= WHAT YOU ARE ASKED TO DO =
Below are the lines to check; count those holding the string "aide" and give only the number.

= PROVIDED RECORDS =
□ □ □
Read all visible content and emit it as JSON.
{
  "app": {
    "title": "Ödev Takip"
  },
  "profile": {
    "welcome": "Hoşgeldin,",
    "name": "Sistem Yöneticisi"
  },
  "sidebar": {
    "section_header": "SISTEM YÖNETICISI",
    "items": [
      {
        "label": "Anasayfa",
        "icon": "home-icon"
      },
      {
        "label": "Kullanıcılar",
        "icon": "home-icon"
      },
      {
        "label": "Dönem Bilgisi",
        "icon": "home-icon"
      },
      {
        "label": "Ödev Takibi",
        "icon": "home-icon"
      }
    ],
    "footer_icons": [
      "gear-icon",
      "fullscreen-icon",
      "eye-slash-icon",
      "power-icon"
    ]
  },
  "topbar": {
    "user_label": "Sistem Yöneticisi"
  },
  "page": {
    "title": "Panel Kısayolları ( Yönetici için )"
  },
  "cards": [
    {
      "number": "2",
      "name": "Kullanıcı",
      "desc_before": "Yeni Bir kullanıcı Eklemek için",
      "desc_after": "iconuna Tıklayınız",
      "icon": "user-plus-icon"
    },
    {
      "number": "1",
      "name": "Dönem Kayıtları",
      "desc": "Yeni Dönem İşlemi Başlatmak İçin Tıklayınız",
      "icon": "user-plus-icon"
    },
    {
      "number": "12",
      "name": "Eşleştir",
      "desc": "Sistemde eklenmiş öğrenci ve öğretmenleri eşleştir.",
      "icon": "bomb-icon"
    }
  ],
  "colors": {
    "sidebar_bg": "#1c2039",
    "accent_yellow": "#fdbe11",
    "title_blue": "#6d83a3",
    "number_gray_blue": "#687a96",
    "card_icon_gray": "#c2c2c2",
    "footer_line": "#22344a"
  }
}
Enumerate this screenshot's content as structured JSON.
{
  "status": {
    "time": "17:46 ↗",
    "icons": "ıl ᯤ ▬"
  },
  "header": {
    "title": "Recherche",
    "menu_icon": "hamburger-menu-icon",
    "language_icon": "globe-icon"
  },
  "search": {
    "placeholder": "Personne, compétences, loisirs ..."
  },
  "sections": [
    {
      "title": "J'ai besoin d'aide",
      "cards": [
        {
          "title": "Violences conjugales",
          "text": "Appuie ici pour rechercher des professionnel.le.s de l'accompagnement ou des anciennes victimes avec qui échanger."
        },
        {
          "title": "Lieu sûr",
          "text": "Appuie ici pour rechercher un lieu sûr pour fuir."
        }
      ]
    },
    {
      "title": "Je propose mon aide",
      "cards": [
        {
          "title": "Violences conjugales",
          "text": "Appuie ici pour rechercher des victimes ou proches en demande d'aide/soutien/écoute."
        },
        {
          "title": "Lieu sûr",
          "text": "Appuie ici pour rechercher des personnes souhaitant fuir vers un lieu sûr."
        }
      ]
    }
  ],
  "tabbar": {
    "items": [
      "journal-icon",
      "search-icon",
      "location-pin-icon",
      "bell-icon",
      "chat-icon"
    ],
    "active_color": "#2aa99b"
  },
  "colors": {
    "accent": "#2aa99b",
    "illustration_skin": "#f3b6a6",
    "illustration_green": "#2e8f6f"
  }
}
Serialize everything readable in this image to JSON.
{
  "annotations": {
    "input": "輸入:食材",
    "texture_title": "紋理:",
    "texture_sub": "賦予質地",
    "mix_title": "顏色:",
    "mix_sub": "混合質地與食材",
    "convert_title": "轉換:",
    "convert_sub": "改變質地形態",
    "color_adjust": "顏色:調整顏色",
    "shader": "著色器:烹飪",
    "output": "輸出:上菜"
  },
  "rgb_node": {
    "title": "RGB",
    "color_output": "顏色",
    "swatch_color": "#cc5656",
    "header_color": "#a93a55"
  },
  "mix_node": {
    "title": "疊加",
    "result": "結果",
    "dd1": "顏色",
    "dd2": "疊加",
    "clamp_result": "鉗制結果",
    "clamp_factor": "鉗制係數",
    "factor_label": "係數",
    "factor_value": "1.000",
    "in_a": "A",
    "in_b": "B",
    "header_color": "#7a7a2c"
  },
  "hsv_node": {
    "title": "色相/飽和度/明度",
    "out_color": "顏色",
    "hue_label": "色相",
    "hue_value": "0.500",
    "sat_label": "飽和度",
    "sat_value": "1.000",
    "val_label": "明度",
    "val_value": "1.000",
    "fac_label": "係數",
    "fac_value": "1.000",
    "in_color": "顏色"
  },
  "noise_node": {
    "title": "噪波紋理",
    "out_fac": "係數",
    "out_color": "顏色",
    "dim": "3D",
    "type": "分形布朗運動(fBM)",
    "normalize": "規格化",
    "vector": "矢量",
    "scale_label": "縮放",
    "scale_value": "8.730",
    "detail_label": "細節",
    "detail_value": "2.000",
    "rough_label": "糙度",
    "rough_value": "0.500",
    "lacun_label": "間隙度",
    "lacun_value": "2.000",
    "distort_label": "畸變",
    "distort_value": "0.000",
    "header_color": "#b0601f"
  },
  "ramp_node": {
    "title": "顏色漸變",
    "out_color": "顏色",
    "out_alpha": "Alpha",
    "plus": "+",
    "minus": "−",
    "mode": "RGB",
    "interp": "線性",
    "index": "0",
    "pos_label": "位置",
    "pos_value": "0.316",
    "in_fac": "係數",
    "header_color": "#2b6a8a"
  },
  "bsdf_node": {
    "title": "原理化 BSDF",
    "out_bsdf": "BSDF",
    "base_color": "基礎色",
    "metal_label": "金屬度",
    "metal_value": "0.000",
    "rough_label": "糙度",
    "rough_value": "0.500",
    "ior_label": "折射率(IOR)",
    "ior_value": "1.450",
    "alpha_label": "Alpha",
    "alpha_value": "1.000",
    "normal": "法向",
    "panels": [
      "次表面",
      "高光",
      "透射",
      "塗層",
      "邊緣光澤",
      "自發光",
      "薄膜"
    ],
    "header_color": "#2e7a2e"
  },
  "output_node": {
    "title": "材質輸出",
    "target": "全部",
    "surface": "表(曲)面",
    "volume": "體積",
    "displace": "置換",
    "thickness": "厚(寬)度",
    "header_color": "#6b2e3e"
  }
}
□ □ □
= ANSWER AREA =
3